This next image shows what has been happening at Mt. Rainier. Those that follow my work closely already know that I consider it to be the most dangerous mountain in America and that I believe that a major eruption of the volcano is coming in the not too distant future. There have been 36 earthquakes at Mt. Rainier over the past month, and once again most of them have occurred right along the core of the volcano…
Mt. Hood is also a very dangerous volcano. There have been 126 earthquakes in the vicinity of Mt. Hood in recent days, and in this image you can see that the earthquakes have been centered very tightly on a spot on the south face of the mountain.

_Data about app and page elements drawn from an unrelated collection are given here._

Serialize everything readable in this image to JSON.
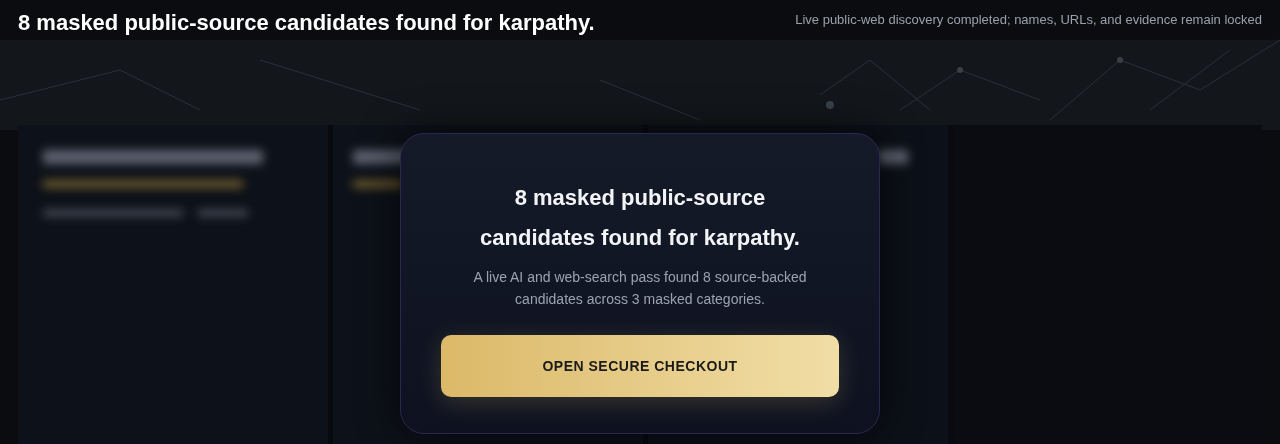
{
  "header": {
    "title": "8 masked public-source candidates found for karpathy.",
    "status": "Live public-web discovery completed; names, URLs, and evidence remain locked"
  },
  "dialog": {
    "title": "8 masked public-source candidates found for karpathy.",
    "description": "A live AI and web-search pass found 8 source-backed candidates across 3 masked categories.",
    "button": "OPEN SECURE CHECKOUT"
  }
}
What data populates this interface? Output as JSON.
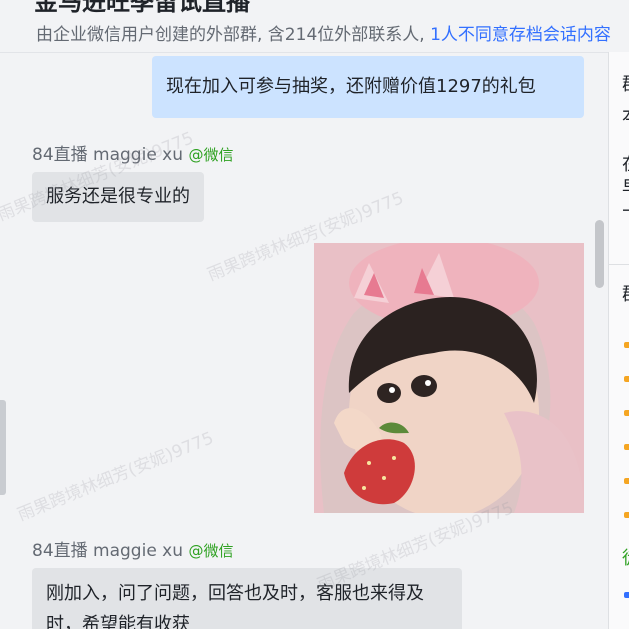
{
  "header": {
    "group_name": "金马进旺季留试直播",
    "subtitle_plain": "由企业微信用户创建的外部群, 含214位外部联系人, ",
    "subtitle_link": "1人不同意存档会话内容"
  },
  "messages": {
    "m1_text": "现在加入可参与抽奖，还附赠价值1297的礼包",
    "m2_sender": "84直播 maggie xu",
    "m2_source": "@微信",
    "m2_text": "服务还是很专业的",
    "m3_sender": "84直播 maggie xu",
    "m3_source": "@微信",
    "m3_text": "刚加入，问了问题，回答也及时，客服也来得及时，希望能有收获"
  },
  "watermark": "雨果跨境林细芳(安妮)9775",
  "right_panel": {
    "chars": [
      "群",
      "本",
      "在",
      "早",
      "十",
      "群",
      "徒"
    ]
  }
}
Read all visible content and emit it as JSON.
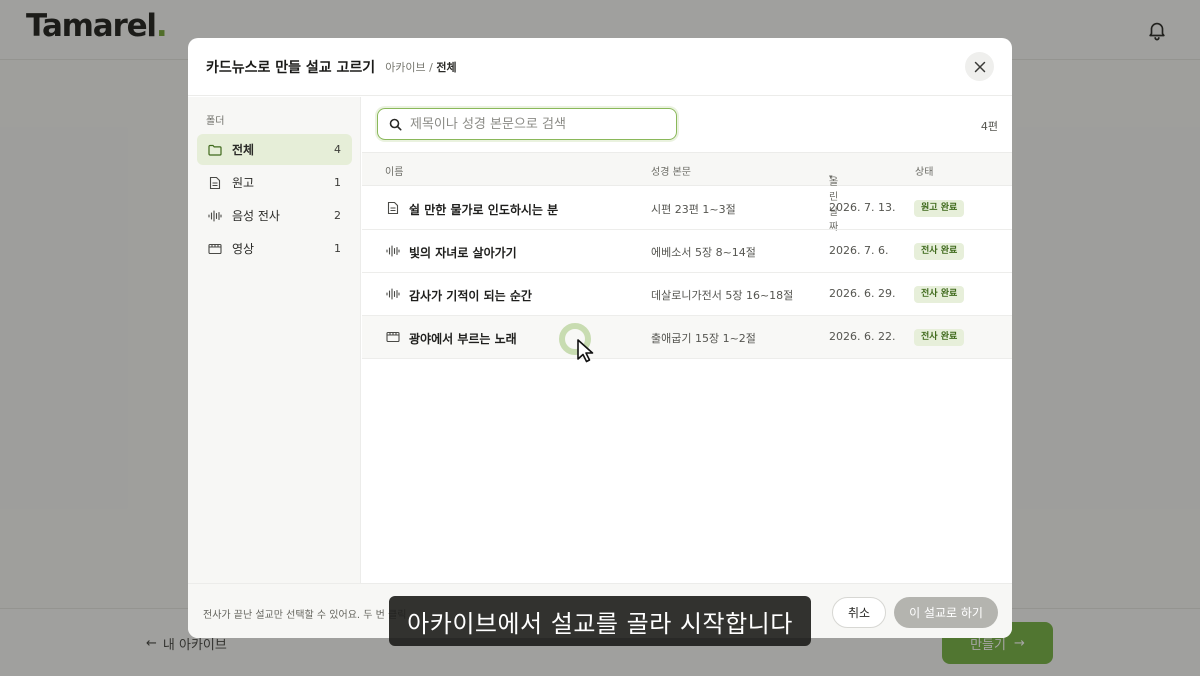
{
  "app": {
    "logo": "Tamarel",
    "logo_dot": ".",
    "back_label": "내 아카이브",
    "make_label": "만들기"
  },
  "modal": {
    "title": "카드뉴스로 만들 설교 고르기",
    "breadcrumb_root": "아카이브 / ",
    "breadcrumb_current": "전체"
  },
  "sidebar": {
    "title": "폴더",
    "items": [
      {
        "label": "전체",
        "count": "4",
        "icon": "folder-icon"
      },
      {
        "label": "원고",
        "count": "1",
        "icon": "document-icon"
      },
      {
        "label": "음성 전사",
        "count": "2",
        "icon": "audio-waveform-icon"
      },
      {
        "label": "영상",
        "count": "1",
        "icon": "video-icon"
      }
    ]
  },
  "search": {
    "placeholder": "제목이나 성경 본문으로 검색",
    "value": ""
  },
  "total_count": "4편",
  "table": {
    "headers": {
      "name": "이름",
      "passage": "성경 본문",
      "date": "올린 날짜",
      "status": "상태"
    },
    "sort_indicator": "▾",
    "rows": [
      {
        "icon": "document-icon",
        "title": "쉴 만한 물가로 인도하시는 분",
        "passage": "시편 23편 1~3절",
        "date": "2026. 7. 13.",
        "status": "원고 완료"
      },
      {
        "icon": "audio-waveform-icon",
        "title": "빛의 자녀로 살아가기",
        "passage": "에베소서 5장 8~14절",
        "date": "2026. 7. 6.",
        "status": "전사 완료"
      },
      {
        "icon": "audio-waveform-icon",
        "title": "감사가 기적이 되는 순간",
        "passage": "데살로니가전서 5장 16~18절",
        "date": "2026. 6. 29.",
        "status": "전사 완료"
      },
      {
        "icon": "video-icon",
        "title": "광야에서 부르는 노래",
        "passage": "출애굽기 15장 1~2절",
        "date": "2026. 6. 22.",
        "status": "전사 완료"
      }
    ]
  },
  "footer": {
    "note": "전사가 끝난 설교만 선택할 수 있어요. 두 번 클릭",
    "cancel": "취소",
    "confirm": "이 설교로 하기"
  },
  "caption": "아카이브에서 설교를 골라 시작합니다",
  "colors": {
    "accent": "#6fa12f",
    "badge_bg": "#e7efda",
    "badge_text": "#3f6a1c"
  }
}
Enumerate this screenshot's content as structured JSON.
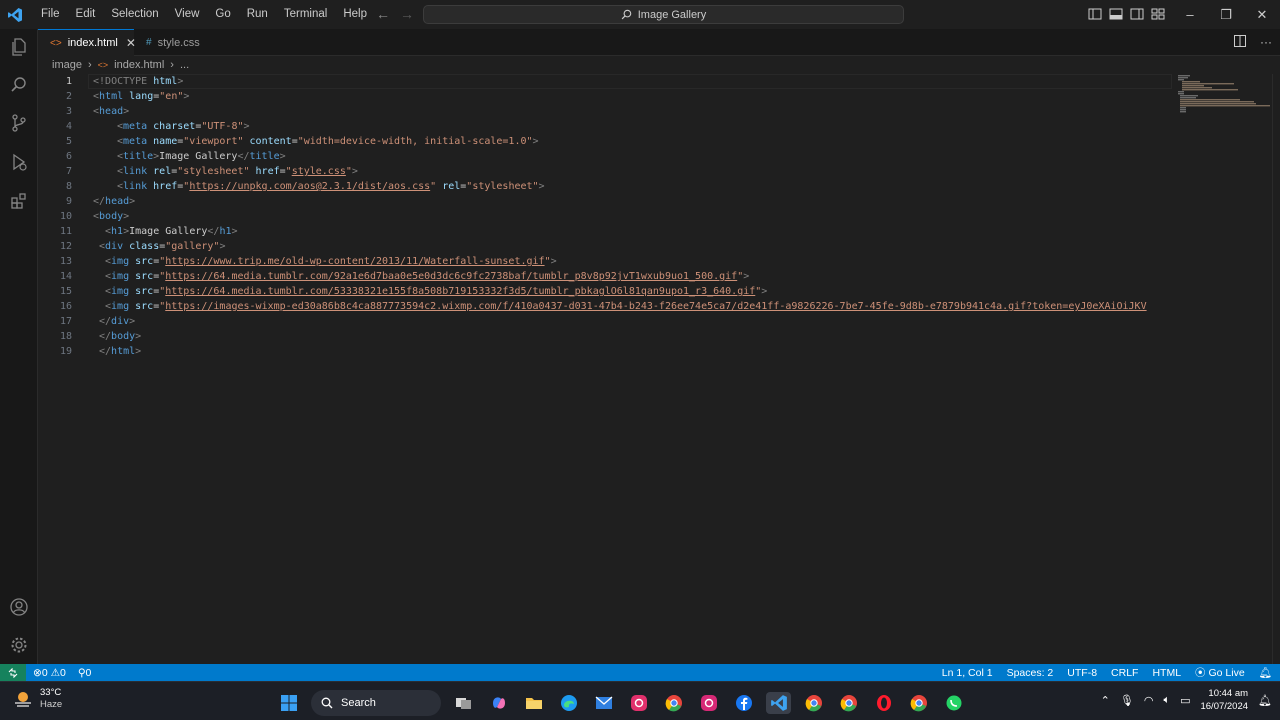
{
  "titlebar": {
    "menu": [
      "File",
      "Edit",
      "Selection",
      "View",
      "Go",
      "Run",
      "Terminal",
      "Help"
    ],
    "search_text": "Image Gallery"
  },
  "tabs": [
    {
      "label": "index.html",
      "icon": "html-file-icon",
      "active": true
    },
    {
      "label": "style.css",
      "icon": "css-file-icon",
      "active": false
    }
  ],
  "breadcrumb": {
    "folder": "image",
    "file": "index.html",
    "more": "..."
  },
  "editor": {
    "current_line": 1,
    "lines": [
      {
        "n": "1"
      },
      {
        "n": "2"
      },
      {
        "n": "3"
      },
      {
        "n": "4"
      },
      {
        "n": "5"
      },
      {
        "n": "6"
      },
      {
        "n": "7"
      },
      {
        "n": "8"
      },
      {
        "n": "9"
      },
      {
        "n": "10"
      },
      {
        "n": "11"
      },
      {
        "n": "12"
      },
      {
        "n": "13"
      },
      {
        "n": "14"
      },
      {
        "n": "15"
      },
      {
        "n": "16"
      },
      {
        "n": "17"
      },
      {
        "n": "18"
      },
      {
        "n": "19"
      }
    ],
    "code": {
      "l1_doctype": "!DOCTYPE",
      "l1_html": "html",
      "l2_tag": "html",
      "l2_attr": "lang",
      "l2_val": "\"en\"",
      "l3_tag": "head",
      "l4_tag": "meta",
      "l4_attr": "charset",
      "l4_val": "\"UTF-8\"",
      "l5_tag": "meta",
      "l5_attr1": "name",
      "l5_val1": "\"viewport\"",
      "l5_attr2": "content",
      "l5_val2": "\"width=device-width, initial-scale=1.0\"",
      "l6_tag": "title",
      "l6_text": "Image Gallery",
      "l6_close": "title",
      "l7_tag": "link",
      "l7_attr1": "rel",
      "l7_val1": "\"stylesheet\"",
      "l7_attr2": "href",
      "l7_val2_q1": "\"",
      "l7_val2": "style.css",
      "l7_val2_q2": "\"",
      "l8_tag": "link",
      "l8_attr1": "href",
      "l8_val1": "https://unpkg.com/aos@2.3.1/dist/aos.css",
      "l8_attr2": "rel",
      "l8_val2": "\"stylesheet\"",
      "l9_tag": "head",
      "l10_tag": "body",
      "l11_tag": "h1",
      "l11_text": "Image Gallery",
      "l11_close": "h1",
      "l12_tag": "div",
      "l12_attr": "class",
      "l12_val": "\"gallery\"",
      "img_tag": "img",
      "img_attr": "src",
      "l13_url": "https://www.trip.me/old-wp-content/2013/11/Waterfall-sunset.gif",
      "l14_url": "https://64.media.tumblr.com/92a1e6d7baa0e5e0d3dc6c9fc2738baf/tumblr_p8v8p92jvT1wxub9uo1_500.gif",
      "l15_url": "https://64.media.tumblr.com/53338321e155f8a508b719153332f3d5/tumblr_pbkaglO6l81qan9upo1_r3_640.gif",
      "l16_url": "https://images-wixmp-ed30a86b8c4ca887773594c2.wixmp.com/f/410a0437-d031-47b4-b243-f26ee74e5ca7/d2e41ff-a9826226-7be7-45fe-9d8b-e7879b941c4a.gif?token=eyJ0eXAiOiJKV",
      "l17_tag": "div",
      "l18_tag": "body",
      "l19_tag": "html"
    }
  },
  "statusbar": {
    "errors": "0",
    "warnings": "0",
    "ports": "0",
    "position": "Ln 1, Col 1",
    "spaces": "Spaces: 2",
    "encoding": "UTF-8",
    "eol": "CRLF",
    "language": "HTML",
    "golive": "Go Live"
  },
  "taskbar": {
    "temperature": "33°C",
    "weather": "Haze",
    "search_label": "Search",
    "time": "10:44 am",
    "date": "16/07/2024"
  },
  "colors": {
    "accent": "#0078d4",
    "statusbar": "#007acc",
    "remote": "#16825d",
    "tag": "#569cd6",
    "attr": "#9cdcfe",
    "string": "#ce9178"
  }
}
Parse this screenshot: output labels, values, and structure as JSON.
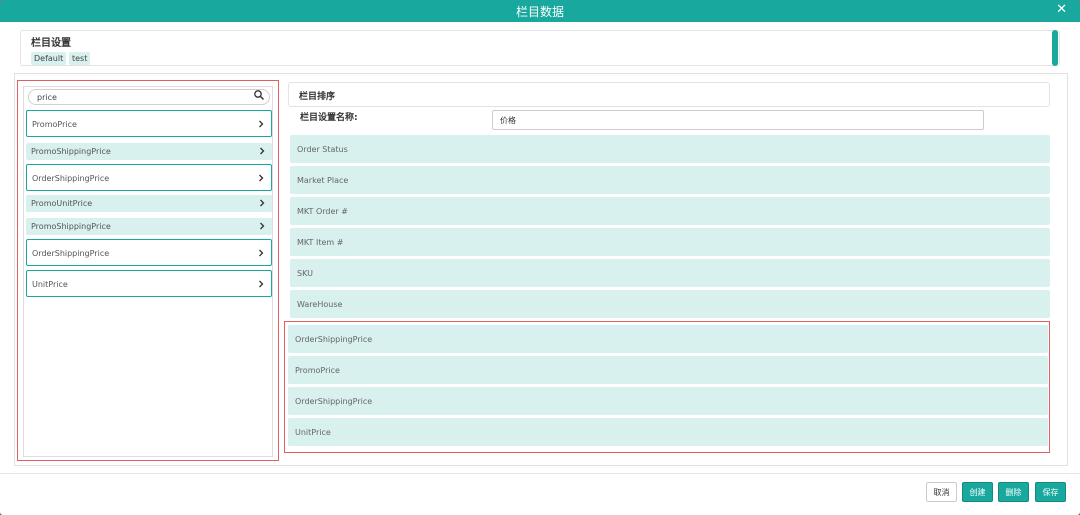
{
  "modal": {
    "title": "栏目数据",
    "close_glyph": "✕"
  },
  "settings": {
    "title": "栏目设置",
    "tags": [
      "Default",
      "test"
    ]
  },
  "search": {
    "value": "price",
    "placeholder": ""
  },
  "field_list": [
    {
      "label": "PromoPrice",
      "style": "boxed"
    },
    {
      "label": "PromoShippingPrice",
      "style": "filled"
    },
    {
      "label": "OrderShippingPrice",
      "style": "boxed"
    },
    {
      "label": "PromoUnitPrice",
      "style": "filled"
    },
    {
      "label": "PromoShippingPrice",
      "style": "filled"
    },
    {
      "label": "OrderShippingPrice",
      "style": "boxed"
    },
    {
      "label": "UnitPrice",
      "style": "boxed"
    }
  ],
  "sort_panel": {
    "title": "栏目排序",
    "name_label": "栏目设置名称:",
    "name_value": "价格",
    "columns": [
      "Order Status",
      "Market Place",
      "MKT Order #",
      "MKT Item #",
      "SKU",
      "WareHouse"
    ],
    "added_columns": [
      "OrderShippingPrice",
      "PromoPrice",
      "OrderShippingPrice",
      "UnitPrice"
    ]
  },
  "buttons": {
    "cancel": "取消",
    "create": "创建",
    "delete": "删除",
    "save": "保存"
  },
  "colors": {
    "accent": "#19a89d",
    "row_fill": "#d8f0ee",
    "highlight": "#e06060"
  }
}
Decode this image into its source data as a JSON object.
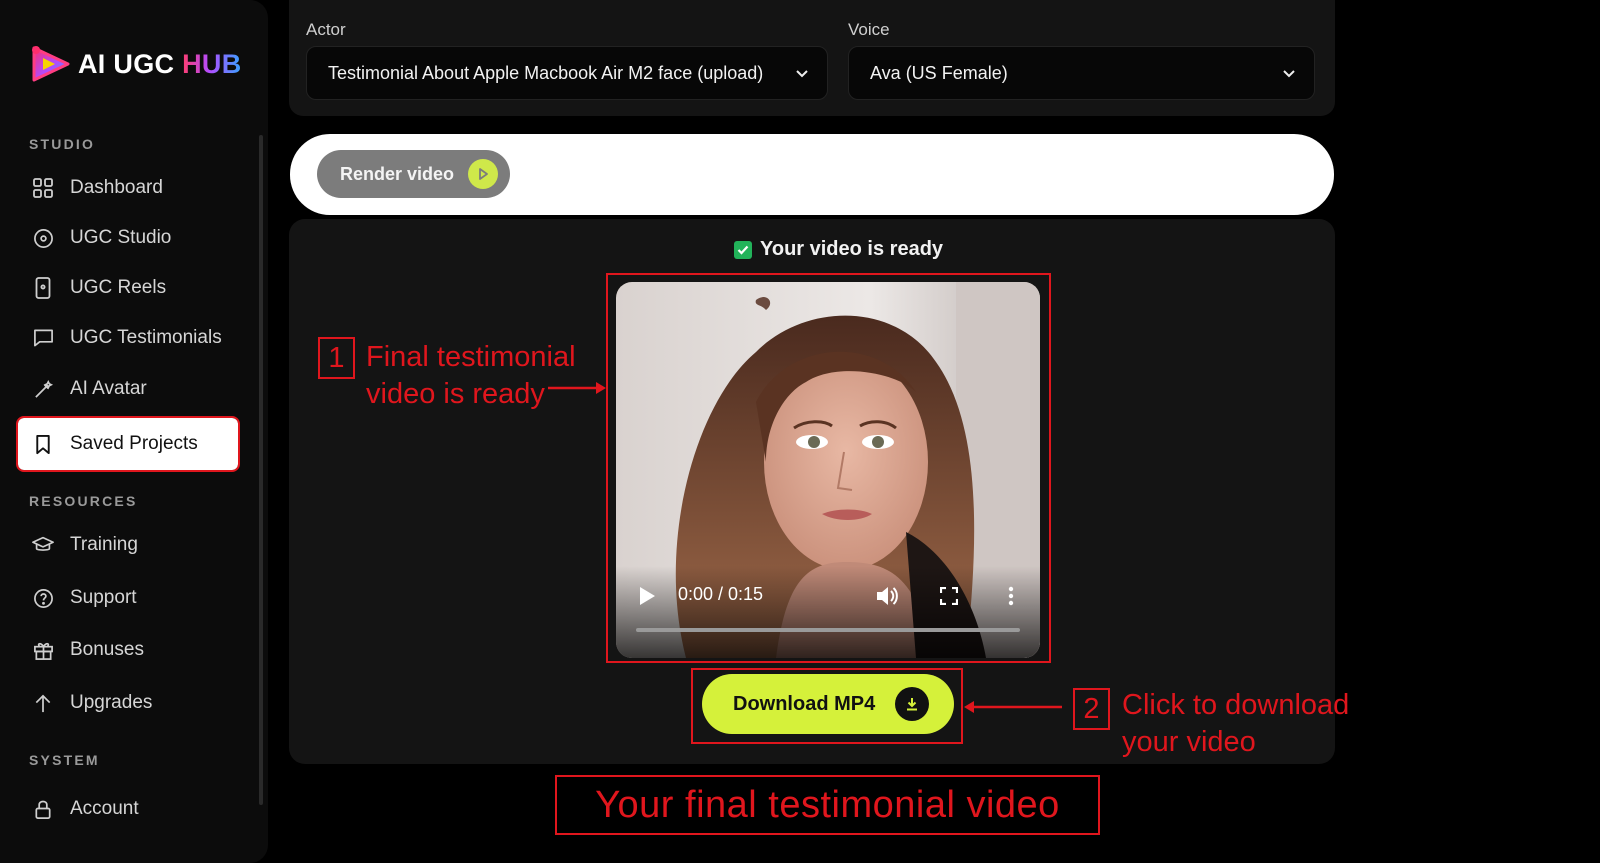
{
  "brand": {
    "name_white": "AI UGC",
    "name_accent": "HUB"
  },
  "sidebar": {
    "sections": [
      {
        "label": "STUDIO"
      },
      {
        "label": "RESOURCES"
      },
      {
        "label": "SYSTEM"
      }
    ],
    "items": [
      {
        "label": "Dashboard",
        "icon": "grid-icon"
      },
      {
        "label": "UGC Studio",
        "icon": "disc-icon"
      },
      {
        "label": "UGC Reels",
        "icon": "phone-icon"
      },
      {
        "label": "UGC Testimonials",
        "icon": "chat-icon"
      },
      {
        "label": "AI Avatar",
        "icon": "wand-icon"
      },
      {
        "label": "Saved Projects",
        "icon": "bookmark-icon",
        "active": true
      },
      {
        "label": "Training",
        "icon": "graduation-cap-icon"
      },
      {
        "label": "Support",
        "icon": "help-circle-icon"
      },
      {
        "label": "Bonuses",
        "icon": "gift-icon"
      },
      {
        "label": "Upgrades",
        "icon": "arrow-up-icon"
      },
      {
        "label": "Account",
        "icon": "lock-icon"
      }
    ]
  },
  "form": {
    "actor_label": "Actor",
    "actor_value": "Testimonial About Apple Macbook Air M2 face (upload)",
    "voice_label": "Voice",
    "voice_value": "Ava (US Female)"
  },
  "render": {
    "button_label": "Render video"
  },
  "result": {
    "status_text": "Your video is ready",
    "player_time": "0:00 / 0:15",
    "download_label": "Download MP4"
  },
  "annotations": {
    "one_number": "1",
    "one_line1": "Final testimonial",
    "one_line2": "video is ready",
    "two_number": "2",
    "two_line1": "Click to download",
    "two_line2": "your video",
    "caption": "Your final testimonial video"
  },
  "colors": {
    "accent_lime": "#d5f13a",
    "annotation_red": "#e0161d",
    "check_green": "#22b35a"
  }
}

This is alarming because it was also the south side of Mt. St. Helens that violently erupted back in 1980…
When there are major volcanic eruptions or major earthquakes in other parts of the globe, many Americans don’t seem to care too much because they don’t think that this rise in global seismic activity is any sort of a threat to them personally.
But the truth is that the entire west coast of the United States lies along the Ring of Fire, and virtually every other section of the Ring of Fire is roaring to life these days.
At some point, there will be historic earthquakes on the west coast.
At some point, there will be historic volcanic eruptions on the west coast.
Scientists assure us that these things are inevitable.
So let us certainly hope for the best, but putting our heads in the sand and pretending that these dangers do not exist is not going to help matters one bit.
Get prepared while you still can, because at some point time will run out.
*About the author: Michael Snyder is the founder and publisher of The Economic Collapse Blog. Michael’s controversial new book about Bible prophecy entitled “The Rapture Verdict” is available in paperback and for the Kindle on Amazon.com.*